As a general Windows programming principal, you have to make calls to update the UI from the UI thread (the one that is processing messages through a message pump).
In Windows Forms, the way that this was done was through the implementation of the ISynchronizeInvoke interface on the Control class, primarily through the implementation of the Invoke method.
With the release of .NET 2.0, it was realized that a better mechanism was needed to marshal calls into the correct context. That's where the SynchronizationContext comes in.
This class abstracts the interface you would use for marshaling calls to different contexts, allowing for specific implementations depending on the context.
So whether or not Windows Forms is the environment, or WPF, one call can be made in the same way across those contexts with the same effect (marshaling the call).

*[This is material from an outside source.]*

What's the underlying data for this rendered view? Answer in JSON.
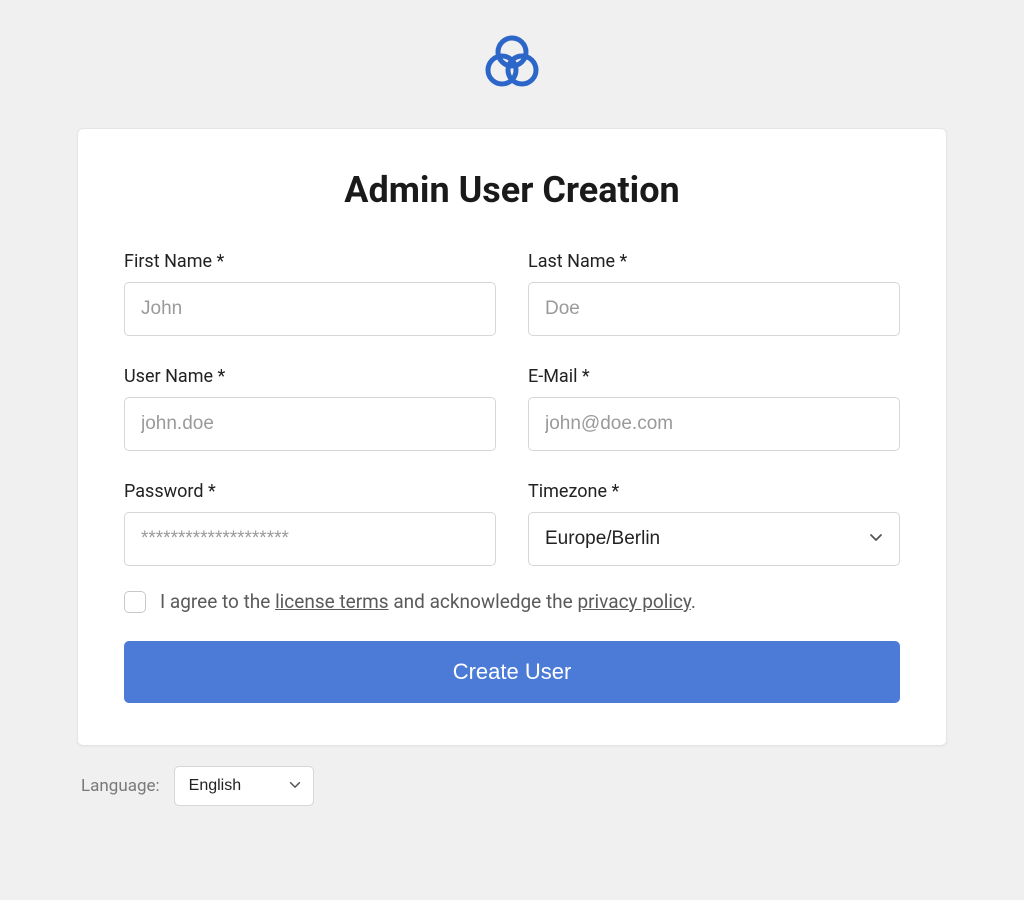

In your particular case, because you are using a closure (anonymous method), you can take advantage of the fact that a SynchronizationContext is available to you (through the static Current property) at the invocation site of the Thread to provide the mechanism to call back to the UI thread from your background thread:
// Get the synchronization context.
// This is in the UI thread.
SynchronizationContext sc = SynchronizationContext.Current;
// Create the thread, but use the SynchronizationContext
// in the closure to marshal the call back.
Thread t = new Thread(delegate()
// Do your work.
po.Organise(inputPath, outputPath, recursive);
// Call back using the SynchronizationContext.
// Can call the Post method if you don't care
// about waiting for the result.
// Fill the progress bar.
PBar.Value = 100;
// Make the progress bar indeterminate.
PBar.IsIndeterminate = true;
// Start the thread.
Note, if you don't care about waiting for the result of the call back to the UI thread, you can make a call to the Post method instead, which will dispatch the call to the UI thread without waiting for that call to complete.